Cultivating a cure for concrete cancer

May 01, 2012

'Self-healing' concrete is being developed by researchers at Northumbria University which could see cracks in concrete buildings become a thing of the past.

Dr Alan Richardson, a Senior Lecturer in Construction in the School of the Built and Natural Environment, is using a ground-borne bacteria – bacilli megaterium - to create calcite, a crystalline form of natural calcium carbonate. This can then be used to block the concrete’s pores, keeping out water and other damaging substances to prolong the life of the concrete.

The bacteria is grown on a nutrient broth of yeast, minerals and urea and is then added to the concrete. With its food source in the concrete, the breeds and spreads, acting as a filler to seal the and prevent further deterioration.

It is hoped the research could lead to a cost-effective cure for ‘concrete cancer’ and has enormous commercial potential.

While further research is needed, Dr Richardson is hopeful that the repair mortar will also be effective on existing structures.

So-called ‘concrete cancer’ may be caused by the swelling and breaking of and is estimated to cost billions of pounds worth of damage to buildings.

Dr Richardson said: “This project is hugely exciting. The potential is there to have a building that can look after itself.”

Explore further: A spray-on light show on four wheels: Darkside Scientific

add to favorites email to friend print save as pdf

Related Stories

Concrete answers needed for climate change effects

Mar 23, 2011

Understanding how climate change could impact on the deterioration of the basic building block of much of Australia's infrastructure – concrete – is crucial to ensuring major assets such as roads, ...

'BacillaFilla' for concrete cracks

Nov 12, 2010

A bacteria that can knit together cracks in concrete structures by producing a special 'glue' has been developed by a team of students at Newcastle University.

How Solid Is Concrete's Carbon Footprint?

May 18, 2009

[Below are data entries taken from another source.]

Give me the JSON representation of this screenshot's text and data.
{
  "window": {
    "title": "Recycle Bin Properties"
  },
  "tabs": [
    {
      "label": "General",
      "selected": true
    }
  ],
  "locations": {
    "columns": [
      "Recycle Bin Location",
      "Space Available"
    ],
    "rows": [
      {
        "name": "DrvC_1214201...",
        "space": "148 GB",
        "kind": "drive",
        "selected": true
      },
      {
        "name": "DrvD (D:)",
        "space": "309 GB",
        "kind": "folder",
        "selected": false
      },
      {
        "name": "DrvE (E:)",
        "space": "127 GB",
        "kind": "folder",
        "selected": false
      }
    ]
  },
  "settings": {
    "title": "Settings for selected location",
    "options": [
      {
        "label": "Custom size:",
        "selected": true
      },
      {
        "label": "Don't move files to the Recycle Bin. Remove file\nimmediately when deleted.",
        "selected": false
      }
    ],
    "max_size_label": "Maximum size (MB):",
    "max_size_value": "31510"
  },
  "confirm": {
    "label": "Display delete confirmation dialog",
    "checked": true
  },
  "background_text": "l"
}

(PhysOrg.com) -- Many scientists currently think at least 5 percent of humanity's carbon footprint comes from the concrete industry, both from energy use and the carbon dioxide (CO2) byproduct from the produc ...

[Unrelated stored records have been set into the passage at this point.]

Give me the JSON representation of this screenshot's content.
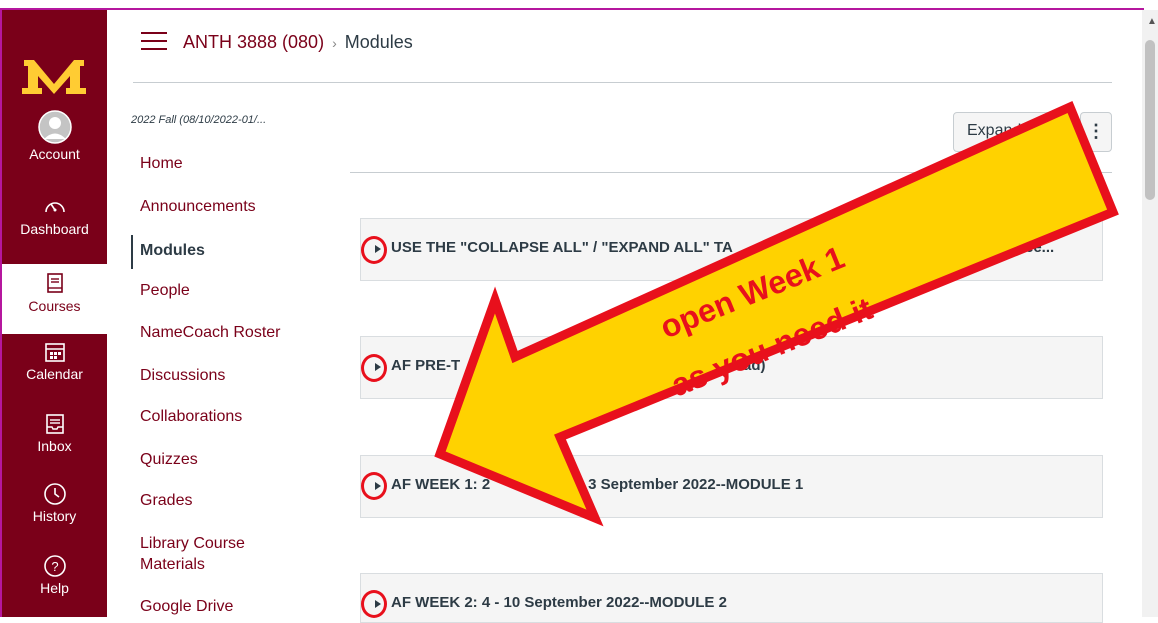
{
  "colors": {
    "brand": "#7a0019",
    "gold": "#ffcc33",
    "annotation_red": "#e8101c",
    "annotation_yellow": "#ffd200",
    "window_border": "#b5179e"
  },
  "global_nav": {
    "items": [
      {
        "label": "Account",
        "icon": "account-avatar-icon"
      },
      {
        "label": "Dashboard",
        "icon": "dashboard-gauge-icon"
      },
      {
        "label": "Courses",
        "icon": "courses-book-icon",
        "active": true
      },
      {
        "label": "Calendar",
        "icon": "calendar-icon"
      },
      {
        "label": "Inbox",
        "icon": "inbox-icon"
      },
      {
        "label": "History",
        "icon": "history-clock-icon"
      },
      {
        "label": "Help",
        "icon": "help-question-icon"
      }
    ]
  },
  "header": {
    "course": "ANTH 3888 (080)",
    "separator": "›",
    "current": "Modules"
  },
  "course_nav": {
    "term": "2022 Fall (08/10/2022-01/...",
    "items": [
      {
        "label": "Home"
      },
      {
        "label": "Announcements"
      },
      {
        "label": "Modules",
        "active": true
      },
      {
        "label": "People"
      },
      {
        "label": "NameCoach Roster"
      },
      {
        "label": "Discussions"
      },
      {
        "label": "Collaborations"
      },
      {
        "label": "Quizzes"
      },
      {
        "label": "Grades"
      },
      {
        "label": "Library Course\nMaterials"
      },
      {
        "label": "Google Drive"
      }
    ]
  },
  "toolbar": {
    "expand_label": "Expand",
    "more_label": "⋮"
  },
  "modules": [
    {
      "title": "USE THE \"COLLAPSE ALL\" / \"EXPAND ALL\" TA",
      "title_tail": "ee..."
    },
    {
      "title": "AF PRE-T",
      "title_tail": "E, but read)"
    },
    {
      "title": "AF WEEK 1: 2",
      "title_tail": "- 3 September 2022--MODULE 1"
    },
    {
      "title": "AF WEEK 2: 4 - 10 September 2022--MODULE 2",
      "title_tail": ""
    }
  ],
  "annotation": {
    "line1": "open Week 1",
    "line2": "as you need it"
  }
}
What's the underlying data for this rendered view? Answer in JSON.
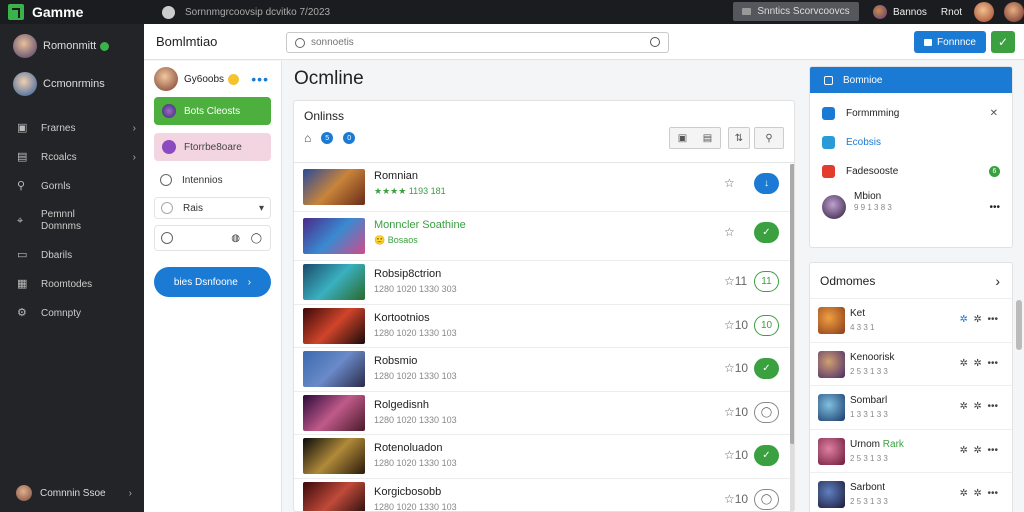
{
  "app": {
    "title": "Gamme"
  },
  "topbar": {
    "search_text": "Sornnmgrcoovsip dcvitko 7/2023",
    "button_label": "Snntics Scorvcoovcs",
    "user_name": "Bannos",
    "user_label": "Rnot"
  },
  "sidebar": {
    "users": [
      {
        "name": "Romonmitt",
        "status_color": "#3bb34a"
      },
      {
        "name": "Ccmonrmins"
      }
    ],
    "items": [
      {
        "label": "Frarnes",
        "icon": "gamepad-icon",
        "glyph": "▣",
        "chevron": true
      },
      {
        "label": "Rcoalcs",
        "icon": "bag-icon",
        "glyph": "▤",
        "chevron": true
      },
      {
        "label": "Gornls",
        "icon": "search-icon",
        "glyph": "⚲",
        "chevron": false
      },
      {
        "label": "Pemnnl Domnms",
        "icon": "pin-icon",
        "glyph": "⌖",
        "chevron": false
      },
      {
        "label": "Dbarils",
        "icon": "monitor-icon",
        "glyph": "▭",
        "chevron": false
      },
      {
        "label": "Roomtodes",
        "icon": "grid-icon",
        "glyph": "▦",
        "chevron": false
      },
      {
        "label": "Comnpty",
        "icon": "settings-icon",
        "glyph": "⚙",
        "chevron": false
      }
    ],
    "bottom_label": "Comnnin Ssoe"
  },
  "header": {
    "title": "Bomlmtiao",
    "search_placeholder": "sonnoetis",
    "primary_button": "Fonnnce",
    "confirm_glyph": "✓"
  },
  "column2": {
    "profile_name": "Gy6oobs",
    "dots": "•••",
    "pill1": "Bots Cleosts",
    "pill2": "Ftorrbe8oare",
    "field1": "Intennios",
    "field2": "Rais",
    "field2_arrow": "▾",
    "field3_icons": [
      "◍",
      "◯"
    ],
    "big_button": "bies Dsnfoone"
  },
  "main": {
    "heading": "Ocmline",
    "panel_title": "Onlinss",
    "filter_chips": [
      "5",
      "0"
    ],
    "rows": [
      {
        "name": "Romnian",
        "meta": "★★★★ 1193 181",
        "like": "☆",
        "action": "↓",
        "style": "blue"
      },
      {
        "name": "Monncler Soathine",
        "meta": "🙂 Bosaos",
        "like": "☆",
        "action": "✓",
        "style": "green"
      },
      {
        "name": "Robsip8ctrion",
        "meta": "1280 1020 1330 303",
        "like": "☆11",
        "action": "11",
        "style": "outg"
      },
      {
        "name": "Kortootnios",
        "meta": "1280 1020 1330 103",
        "like": "☆10",
        "action": "10",
        "style": "outg"
      },
      {
        "name": "Robsmio",
        "meta": "1280 1020 1330 103",
        "like": "☆10",
        "action": "✓",
        "style": "green"
      },
      {
        "name": "Rolgedisnh",
        "meta": "1280 1020 1330 103",
        "like": "☆10",
        "action": "◯",
        "style": "outk"
      },
      {
        "name": "Rotenoluadon",
        "meta": "1280 1020 1330 103",
        "like": "☆10",
        "action": "✓",
        "style": "green"
      },
      {
        "name": "Korgicbosobb",
        "meta": "1280 1020 1330 103",
        "like": "☆10",
        "action": "◯",
        "style": "outk"
      }
    ]
  },
  "right": {
    "top_header": "Bomnioe",
    "items": [
      {
        "label": "Formmming",
        "color": "#1a7ad4",
        "trail": "✕"
      },
      {
        "label": "Ecobsis",
        "color": "#2a9bd6",
        "trail": ""
      },
      {
        "label": "Fadesooste",
        "color": "#e23c2c",
        "trail": "6"
      },
      {
        "label": "Mbion",
        "sub": "9 9 1 3 8 3",
        "trail": "•••"
      }
    ],
    "friends_title": "Odmomes",
    "friends_arrow": "›",
    "friends": [
      {
        "name": "Ket",
        "meta": "4 3 3 1"
      },
      {
        "name": "Kenoorisk",
        "meta": "2 5 3 1 3 3"
      },
      {
        "name": "Sombarl",
        "meta": "1 3 3 1 3 3"
      },
      {
        "name": "Urnom Rark",
        "meta": "2 5 3 1 3 3"
      },
      {
        "name": "Sarbont",
        "meta": "2 5 3 1 3 3"
      }
    ]
  }
}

Recommended for you

A spray-on light show on four wheels: Darkside Scientific

Sep 14, 2014

Darkside Scientific recently drew a lot of gazes its way in its video release of a car treated to the company's electroluminescent paint called LumiLor. Electroluminescence (EL) is a characteristic of a material ...

Research project on accident-avoiding vehicle concluded

Sep 12, 2014

PRORETA 3 is completed after three and a half years of research work: The comprehensive driver assistance and automated maneuver concept supports the driver in keeping the vehicle in a safe driving corridor- ...

Making drones more customizable

Sep 12, 2014

A first-ever standard "operating system" for drones, developed by a startup with MIT roots, could soon help manufacturers easily design and customize unmanned aerial vehicles (UAVs) for multiple applications.

User comments : 0